● **Exercise requirements**
Lines in the records below that contain the word "opération" must each be copied.

● **Dataset extract**
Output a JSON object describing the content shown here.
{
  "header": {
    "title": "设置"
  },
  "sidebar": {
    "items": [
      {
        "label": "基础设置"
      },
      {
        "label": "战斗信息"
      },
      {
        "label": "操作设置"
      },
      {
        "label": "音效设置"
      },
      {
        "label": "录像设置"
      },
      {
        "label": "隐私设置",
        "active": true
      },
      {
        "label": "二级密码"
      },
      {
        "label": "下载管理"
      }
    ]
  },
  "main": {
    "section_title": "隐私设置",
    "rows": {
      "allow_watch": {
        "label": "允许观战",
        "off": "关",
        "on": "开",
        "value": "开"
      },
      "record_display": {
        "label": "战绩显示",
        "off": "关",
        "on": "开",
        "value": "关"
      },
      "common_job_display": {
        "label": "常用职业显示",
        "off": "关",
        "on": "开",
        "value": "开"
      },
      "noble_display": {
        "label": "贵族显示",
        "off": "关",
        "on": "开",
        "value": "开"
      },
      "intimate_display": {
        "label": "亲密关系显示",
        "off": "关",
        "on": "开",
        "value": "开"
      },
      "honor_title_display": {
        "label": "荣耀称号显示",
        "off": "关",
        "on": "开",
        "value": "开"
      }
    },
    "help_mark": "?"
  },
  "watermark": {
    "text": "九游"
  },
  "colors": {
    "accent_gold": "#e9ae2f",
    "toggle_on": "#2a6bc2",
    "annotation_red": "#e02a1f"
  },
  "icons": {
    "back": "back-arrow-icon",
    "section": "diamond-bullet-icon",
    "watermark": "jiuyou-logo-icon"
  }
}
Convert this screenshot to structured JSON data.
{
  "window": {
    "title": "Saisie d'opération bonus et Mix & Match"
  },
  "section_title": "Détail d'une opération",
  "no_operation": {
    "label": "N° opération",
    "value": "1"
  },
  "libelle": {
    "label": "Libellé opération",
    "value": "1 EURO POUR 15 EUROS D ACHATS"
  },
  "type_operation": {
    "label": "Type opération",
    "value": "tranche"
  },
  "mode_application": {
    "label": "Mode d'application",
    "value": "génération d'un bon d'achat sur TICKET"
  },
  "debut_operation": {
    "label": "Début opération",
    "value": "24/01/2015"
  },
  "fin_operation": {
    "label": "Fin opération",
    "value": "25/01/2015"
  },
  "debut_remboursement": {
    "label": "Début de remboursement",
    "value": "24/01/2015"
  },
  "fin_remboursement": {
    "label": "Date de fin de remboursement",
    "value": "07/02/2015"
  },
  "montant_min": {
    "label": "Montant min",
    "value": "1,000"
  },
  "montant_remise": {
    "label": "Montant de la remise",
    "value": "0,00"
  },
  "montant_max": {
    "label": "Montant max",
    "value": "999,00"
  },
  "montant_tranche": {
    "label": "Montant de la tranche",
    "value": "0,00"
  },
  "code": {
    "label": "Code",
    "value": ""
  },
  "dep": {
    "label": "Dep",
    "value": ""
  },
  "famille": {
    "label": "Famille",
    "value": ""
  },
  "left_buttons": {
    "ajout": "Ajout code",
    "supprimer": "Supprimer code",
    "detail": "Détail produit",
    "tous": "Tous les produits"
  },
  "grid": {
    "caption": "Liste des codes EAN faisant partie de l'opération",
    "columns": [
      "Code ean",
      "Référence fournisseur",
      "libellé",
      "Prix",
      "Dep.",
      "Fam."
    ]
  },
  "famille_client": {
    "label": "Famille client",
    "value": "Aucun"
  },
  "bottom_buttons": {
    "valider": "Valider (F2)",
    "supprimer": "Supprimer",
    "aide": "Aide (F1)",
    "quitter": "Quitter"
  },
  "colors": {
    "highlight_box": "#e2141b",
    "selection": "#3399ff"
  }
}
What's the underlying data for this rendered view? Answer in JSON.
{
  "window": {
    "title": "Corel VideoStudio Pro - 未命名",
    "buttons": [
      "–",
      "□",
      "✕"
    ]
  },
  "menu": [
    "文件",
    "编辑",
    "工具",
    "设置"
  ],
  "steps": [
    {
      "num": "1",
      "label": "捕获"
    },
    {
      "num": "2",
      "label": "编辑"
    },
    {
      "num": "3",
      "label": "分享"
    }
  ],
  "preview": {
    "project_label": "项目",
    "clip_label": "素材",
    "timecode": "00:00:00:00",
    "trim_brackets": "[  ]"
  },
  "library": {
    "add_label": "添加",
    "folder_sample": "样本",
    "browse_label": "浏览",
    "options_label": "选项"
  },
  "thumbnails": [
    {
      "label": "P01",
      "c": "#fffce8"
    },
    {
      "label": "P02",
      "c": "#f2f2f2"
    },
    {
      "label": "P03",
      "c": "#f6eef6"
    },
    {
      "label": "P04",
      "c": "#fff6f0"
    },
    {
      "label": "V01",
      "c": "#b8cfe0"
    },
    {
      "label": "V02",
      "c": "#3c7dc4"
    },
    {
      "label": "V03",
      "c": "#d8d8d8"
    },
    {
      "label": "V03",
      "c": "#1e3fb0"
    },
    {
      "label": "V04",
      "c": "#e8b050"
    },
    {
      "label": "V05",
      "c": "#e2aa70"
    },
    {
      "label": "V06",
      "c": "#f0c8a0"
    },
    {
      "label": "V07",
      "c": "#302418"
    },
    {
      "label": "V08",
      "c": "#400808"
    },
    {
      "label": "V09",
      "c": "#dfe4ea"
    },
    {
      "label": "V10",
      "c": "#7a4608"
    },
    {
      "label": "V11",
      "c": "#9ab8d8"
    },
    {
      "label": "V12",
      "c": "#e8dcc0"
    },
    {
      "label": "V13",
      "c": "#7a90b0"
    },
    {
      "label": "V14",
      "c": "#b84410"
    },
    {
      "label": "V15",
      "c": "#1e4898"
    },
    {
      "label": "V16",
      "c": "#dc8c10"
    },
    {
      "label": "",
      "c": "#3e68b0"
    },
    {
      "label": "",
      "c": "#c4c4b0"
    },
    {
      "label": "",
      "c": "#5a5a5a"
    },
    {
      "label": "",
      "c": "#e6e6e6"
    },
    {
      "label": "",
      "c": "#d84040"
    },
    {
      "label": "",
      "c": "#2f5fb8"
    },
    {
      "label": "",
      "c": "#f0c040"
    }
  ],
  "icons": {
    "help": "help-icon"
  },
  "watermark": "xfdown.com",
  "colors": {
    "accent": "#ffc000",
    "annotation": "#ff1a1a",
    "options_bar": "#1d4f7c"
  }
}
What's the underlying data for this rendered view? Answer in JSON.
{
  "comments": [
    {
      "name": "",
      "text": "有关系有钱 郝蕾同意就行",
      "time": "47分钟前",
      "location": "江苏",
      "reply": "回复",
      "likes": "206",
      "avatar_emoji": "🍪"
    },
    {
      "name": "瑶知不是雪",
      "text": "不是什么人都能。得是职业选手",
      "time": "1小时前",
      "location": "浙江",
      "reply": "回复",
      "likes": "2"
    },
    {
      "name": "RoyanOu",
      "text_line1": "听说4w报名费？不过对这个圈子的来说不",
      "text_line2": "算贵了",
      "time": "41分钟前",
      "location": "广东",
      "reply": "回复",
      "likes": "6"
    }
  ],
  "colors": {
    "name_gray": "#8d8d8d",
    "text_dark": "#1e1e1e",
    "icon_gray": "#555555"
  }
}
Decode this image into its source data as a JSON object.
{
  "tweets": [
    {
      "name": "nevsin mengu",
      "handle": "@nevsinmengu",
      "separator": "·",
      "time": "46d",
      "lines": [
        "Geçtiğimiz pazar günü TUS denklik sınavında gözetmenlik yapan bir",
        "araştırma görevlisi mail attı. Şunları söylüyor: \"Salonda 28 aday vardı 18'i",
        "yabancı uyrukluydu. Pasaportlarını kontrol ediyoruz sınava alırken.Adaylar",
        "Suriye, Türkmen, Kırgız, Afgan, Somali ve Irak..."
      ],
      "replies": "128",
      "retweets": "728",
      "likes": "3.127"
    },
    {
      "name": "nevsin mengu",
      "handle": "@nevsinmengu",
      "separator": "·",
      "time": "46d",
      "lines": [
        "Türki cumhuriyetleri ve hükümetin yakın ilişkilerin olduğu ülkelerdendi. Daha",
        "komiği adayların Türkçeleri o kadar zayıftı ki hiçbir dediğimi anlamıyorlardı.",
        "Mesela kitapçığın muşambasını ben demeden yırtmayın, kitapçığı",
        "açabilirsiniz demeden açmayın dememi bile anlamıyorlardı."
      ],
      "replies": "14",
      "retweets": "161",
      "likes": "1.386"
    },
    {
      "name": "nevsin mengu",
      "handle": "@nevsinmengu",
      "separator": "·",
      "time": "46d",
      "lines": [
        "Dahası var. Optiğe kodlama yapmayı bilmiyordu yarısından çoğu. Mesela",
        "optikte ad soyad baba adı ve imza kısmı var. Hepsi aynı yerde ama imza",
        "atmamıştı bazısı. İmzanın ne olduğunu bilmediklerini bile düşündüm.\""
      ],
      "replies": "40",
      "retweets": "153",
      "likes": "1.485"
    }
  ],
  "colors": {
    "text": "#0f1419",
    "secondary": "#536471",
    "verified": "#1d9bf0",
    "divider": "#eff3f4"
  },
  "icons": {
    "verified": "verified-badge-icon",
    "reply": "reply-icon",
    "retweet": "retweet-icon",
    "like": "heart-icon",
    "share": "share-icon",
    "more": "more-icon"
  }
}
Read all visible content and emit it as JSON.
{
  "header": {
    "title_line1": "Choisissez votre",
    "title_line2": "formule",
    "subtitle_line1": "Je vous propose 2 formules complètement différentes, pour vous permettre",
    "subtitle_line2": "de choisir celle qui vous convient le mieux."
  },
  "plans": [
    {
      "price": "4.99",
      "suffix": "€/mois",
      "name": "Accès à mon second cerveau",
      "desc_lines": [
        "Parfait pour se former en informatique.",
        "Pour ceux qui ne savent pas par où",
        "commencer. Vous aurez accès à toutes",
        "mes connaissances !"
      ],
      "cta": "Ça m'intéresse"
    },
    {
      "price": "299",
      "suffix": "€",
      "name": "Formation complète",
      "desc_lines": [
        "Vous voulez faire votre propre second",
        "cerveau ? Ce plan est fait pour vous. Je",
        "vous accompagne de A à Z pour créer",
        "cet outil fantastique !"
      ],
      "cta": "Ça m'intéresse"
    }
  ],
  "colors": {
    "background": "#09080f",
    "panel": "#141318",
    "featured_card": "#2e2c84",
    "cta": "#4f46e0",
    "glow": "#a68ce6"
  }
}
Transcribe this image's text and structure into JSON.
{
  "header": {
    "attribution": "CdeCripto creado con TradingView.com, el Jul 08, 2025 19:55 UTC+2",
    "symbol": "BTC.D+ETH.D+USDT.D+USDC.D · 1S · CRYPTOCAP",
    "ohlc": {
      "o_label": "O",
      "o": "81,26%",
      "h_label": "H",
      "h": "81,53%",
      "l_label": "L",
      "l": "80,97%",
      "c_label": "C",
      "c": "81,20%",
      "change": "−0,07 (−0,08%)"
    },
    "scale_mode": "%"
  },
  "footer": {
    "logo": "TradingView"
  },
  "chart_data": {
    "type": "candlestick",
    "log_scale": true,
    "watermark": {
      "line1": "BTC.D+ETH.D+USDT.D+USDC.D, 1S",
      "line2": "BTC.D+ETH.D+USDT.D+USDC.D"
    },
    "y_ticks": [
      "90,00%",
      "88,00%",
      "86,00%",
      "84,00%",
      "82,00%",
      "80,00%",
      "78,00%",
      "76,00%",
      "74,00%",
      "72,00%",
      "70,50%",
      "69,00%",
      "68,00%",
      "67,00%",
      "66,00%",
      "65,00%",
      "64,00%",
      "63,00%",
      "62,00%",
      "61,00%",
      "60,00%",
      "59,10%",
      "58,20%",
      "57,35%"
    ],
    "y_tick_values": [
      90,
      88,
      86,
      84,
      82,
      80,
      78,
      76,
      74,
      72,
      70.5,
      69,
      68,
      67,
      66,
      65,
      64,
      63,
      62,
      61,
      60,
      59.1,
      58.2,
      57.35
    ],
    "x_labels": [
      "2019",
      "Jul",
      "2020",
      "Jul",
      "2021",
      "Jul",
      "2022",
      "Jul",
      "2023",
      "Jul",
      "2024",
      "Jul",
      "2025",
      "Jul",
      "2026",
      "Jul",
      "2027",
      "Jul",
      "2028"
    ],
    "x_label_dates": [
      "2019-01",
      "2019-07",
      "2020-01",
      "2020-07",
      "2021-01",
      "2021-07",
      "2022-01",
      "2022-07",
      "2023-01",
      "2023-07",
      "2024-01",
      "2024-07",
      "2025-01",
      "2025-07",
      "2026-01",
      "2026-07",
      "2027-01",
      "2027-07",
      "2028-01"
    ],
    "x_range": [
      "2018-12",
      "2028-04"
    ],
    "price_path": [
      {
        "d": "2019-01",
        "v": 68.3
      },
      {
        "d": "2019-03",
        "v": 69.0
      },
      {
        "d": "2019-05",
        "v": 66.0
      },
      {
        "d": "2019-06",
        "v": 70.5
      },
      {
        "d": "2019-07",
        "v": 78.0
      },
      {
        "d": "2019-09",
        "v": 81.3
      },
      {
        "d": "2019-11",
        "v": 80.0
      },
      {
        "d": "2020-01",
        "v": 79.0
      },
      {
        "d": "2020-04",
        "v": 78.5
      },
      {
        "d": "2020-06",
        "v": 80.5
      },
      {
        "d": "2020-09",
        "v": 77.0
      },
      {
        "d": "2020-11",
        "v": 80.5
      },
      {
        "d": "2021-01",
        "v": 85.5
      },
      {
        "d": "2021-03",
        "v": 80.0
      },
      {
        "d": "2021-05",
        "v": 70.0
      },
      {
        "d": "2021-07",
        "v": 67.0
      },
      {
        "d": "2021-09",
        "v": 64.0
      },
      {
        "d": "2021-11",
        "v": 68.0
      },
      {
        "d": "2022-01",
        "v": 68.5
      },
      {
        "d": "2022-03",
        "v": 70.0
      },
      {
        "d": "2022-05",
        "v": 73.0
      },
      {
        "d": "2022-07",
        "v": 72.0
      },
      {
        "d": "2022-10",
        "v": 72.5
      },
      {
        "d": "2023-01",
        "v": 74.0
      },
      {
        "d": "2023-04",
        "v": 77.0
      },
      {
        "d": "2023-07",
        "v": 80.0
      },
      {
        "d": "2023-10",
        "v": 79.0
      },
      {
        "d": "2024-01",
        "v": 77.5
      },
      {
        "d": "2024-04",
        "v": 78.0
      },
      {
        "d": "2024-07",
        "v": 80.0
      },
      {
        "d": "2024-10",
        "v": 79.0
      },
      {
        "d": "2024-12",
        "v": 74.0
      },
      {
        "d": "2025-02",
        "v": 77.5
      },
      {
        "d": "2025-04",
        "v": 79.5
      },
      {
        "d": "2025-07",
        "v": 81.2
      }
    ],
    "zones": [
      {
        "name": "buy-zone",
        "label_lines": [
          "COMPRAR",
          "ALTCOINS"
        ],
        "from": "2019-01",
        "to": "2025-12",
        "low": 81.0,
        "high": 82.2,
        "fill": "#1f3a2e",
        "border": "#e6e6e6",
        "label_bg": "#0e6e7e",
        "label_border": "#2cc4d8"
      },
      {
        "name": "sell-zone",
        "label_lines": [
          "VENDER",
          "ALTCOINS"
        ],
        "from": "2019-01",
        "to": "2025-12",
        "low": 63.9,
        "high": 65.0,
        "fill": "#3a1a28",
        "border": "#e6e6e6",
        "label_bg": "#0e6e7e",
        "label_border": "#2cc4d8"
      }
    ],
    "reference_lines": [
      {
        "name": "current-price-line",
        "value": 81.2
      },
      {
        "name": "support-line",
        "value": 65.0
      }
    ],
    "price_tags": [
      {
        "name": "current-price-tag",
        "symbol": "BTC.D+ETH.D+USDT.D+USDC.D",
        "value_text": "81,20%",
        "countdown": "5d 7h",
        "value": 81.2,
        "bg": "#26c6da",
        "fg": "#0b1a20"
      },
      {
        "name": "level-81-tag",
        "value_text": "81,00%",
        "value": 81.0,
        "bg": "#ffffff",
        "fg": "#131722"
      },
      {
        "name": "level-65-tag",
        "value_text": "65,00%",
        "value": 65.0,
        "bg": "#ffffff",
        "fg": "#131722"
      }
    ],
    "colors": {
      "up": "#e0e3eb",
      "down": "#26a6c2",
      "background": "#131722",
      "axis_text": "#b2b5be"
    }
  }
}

● **Finished task**
    "title": "Saisie d'opération bonus et Mix & Match"
  "section_title": "Détail d'une opération",
    "label": "N° opération",
    "label": "Libellé opération",
    "label": "Type opération",
    "label": "Début opération",
    "label": "Fin opération",
    "caption": "Liste des codes EAN faisant partie de l'opération",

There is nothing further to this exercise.